 Wüstenberg Lecture Dec 2016  Conference Confronting Violent Past 2016  15493945_10158024649585235_631445854_n

Jena Center for Reconciliation Studiesat Friedrich Schiller University Jena is proud to have hosted Prof. Dr. Ralf K. Wüstenberg, Chair for Systematic and Historic Theology at Europa-University Flensburg, as a guest speaker in the class "Reconciliation and Culture in Palestinian Society", instructed by Dr. Zeina Barakat and directed by Prof. Dr. Martin Leiner.

Prof. Wüstenberg's accumulated experience and knowledge are formidable. His lecture titled, "The Theological Implications in Political Reconciliation: The Cases of South Africa and Germany" discussed the importance of forgiveness (Vergebung) emphasizing three aspects:

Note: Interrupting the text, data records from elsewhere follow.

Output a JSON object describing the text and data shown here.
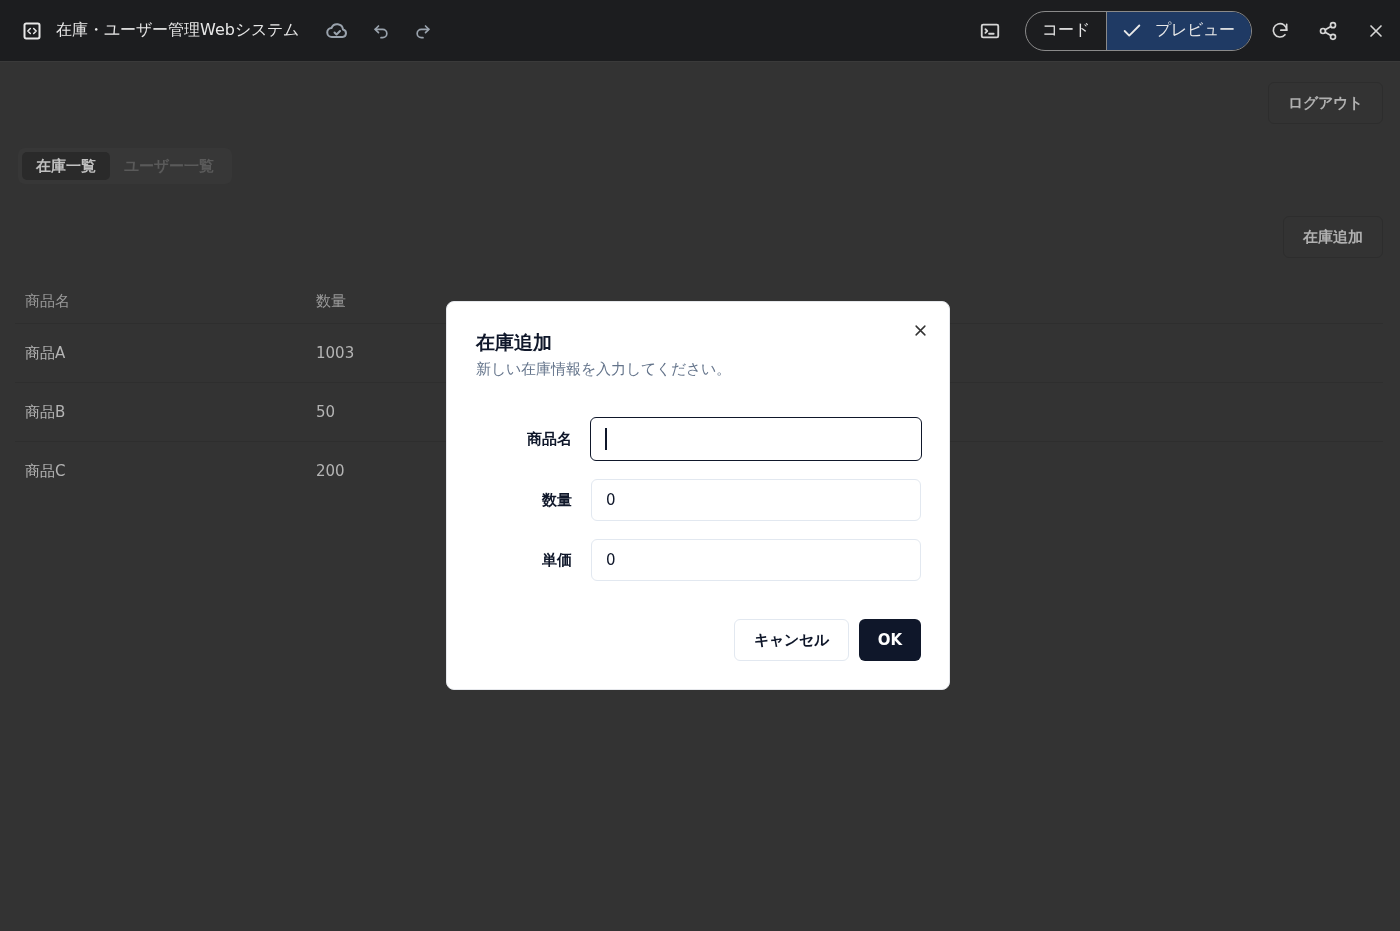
{
  "app_bar": {
    "title": "在庫・ユーザー管理Webシステム",
    "view_toggle": [
      {
        "label": "コード",
        "selected": false
      },
      {
        "label": "プレビュー",
        "selected": true
      }
    ]
  },
  "page": {
    "logout_button": "ログアウト",
    "tabs": [
      {
        "label": "在庫一覧",
        "selected": true
      },
      {
        "label": "ユーザー一覧",
        "selected": false
      }
    ],
    "add_button": "在庫追加",
    "table": {
      "columns": [
        "商品名",
        "数量"
      ],
      "rows": [
        [
          "商品A",
          "1003"
        ],
        [
          "商品B",
          "50"
        ],
        [
          "商品C",
          "200"
        ]
      ]
    }
  },
  "dialog": {
    "title": "在庫追加",
    "description": "新しい在庫情報を入力してください。",
    "fields": [
      {
        "label": "商品名",
        "focused": true
      },
      {
        "label": "数量",
        "value": "0",
        "focused": false
      },
      {
        "label": "単価",
        "value": "0",
        "focused": false
      }
    ],
    "buttons": [
      {
        "label": "キャンセル",
        "kind": "secondary"
      },
      {
        "label": "OK",
        "kind": "primary"
      }
    ]
  }
}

I. Reconciliation and Forgiveness in Theology

II. Political Reconciliation in Germany and South Africa

III. Theological Implications of Political Reconciliation

The lecturer explored the political dimensions of forgiveness and reconciliation in light of the transitions to democracy in Germany after the fall of the Berlin Wall and in South Africa after the end of Apartheid. He proceeded in three steps: First, he started by offering some remarks about the theological understanding of reconciliation and forgiveness explaining that the difference between Political reconciliation and theological reconciliation, as well as what does the word 'reconciliation' mean in theological understanding, namely, it is basically the relationship between god and mankind that was good in the beginning, broke up through sin and was restored through Christ. He argued that reconciliation has to do with "change" that the Apostle Paul introduced in the well-known passage in 2 Corinthians: "God … reconciled us to himself through Christ and has given us the ministry of reconciliation: that is, in Christ God was reconciling the world to himself, not counting their trespasses against them and entrusting the message of reconciliation to us" (5:18-19) and how it played a key role in complex diplomatic processes, e.g., when hostile cities made peace with each other again.[1]

Second, the lecturerexplored the political options in transition societies (like amnesty or truth commissions); and, third, he analyzed extensively the implications of moral and theological values (like truth-telling or repentance). He argued [Office1] that there is no straight path leading from political reconciliation to its theological meaning. There is instead an ontological breach at the point where we enter the theological understanding of the process. However, coming from the theological angle enables us to discover "connections" between a theological and a political understanding of reconciliation and to explore the power of forgiveness that we introduced through our New Testament citation in the introduction of this lecture. "Reconciliation through truth" does not mean theologically being stuck in moral accusations; what it does is highlight the overcoming of moral guilt. Truth is truth only when it sets one free as made clear in the saying of Jesus, "The truth will make you free," quoted in the Gospel of John (8:32). Free for what? Free to make journeys from the self to the other and back and to see our common history from their perspective as well as ours, rather than closing ourselves off; free to live a truthful life and hence be a self-effecting witness to truth rather than fabricating our own 'truths' and imposing them on others; free to embrace others in truth rather than engage in open or clandestine acts of deceitful violence against them. [2]

In the lecturere view, to make reaconciliation happen there is a need for frame conditions in the political reality. Truth commissions as political instruments can help to provide such framework conditions as they provide save room in which victims and perpetrators come together and in which both parties share "their" truth and allow the other person to participate in this with a trustful moderator, such as Desmond Tutu.

Finally, Prof. Wüstenberg suggested a number of criteria or conditions that would allow for forgiveness or reconciliation to happen.

 

[1] See Cilliers Breytenbach: Versöhnung. Eine Studie zur paulinischen Soteriologie (Neukirchen: Neukirchener Verlag, 1989). Breytenbach argues with some force that when Paul transferred the concept of reconciliation to the theological field in order to express the relationship between God and human beings, it had lost its social and political dimension. On the other hand Breytenbach seems to fail to see the rich possibilities that his exegetical results open up for reconstructing the theological dimension of reconciliation in politics.

[2] Miroslav Volf, Exclusion and Embrace: A Theological Exploration of Identity, Otherness, and Reconciliation (Nashville: Abingdon, 1996), pp. 272f.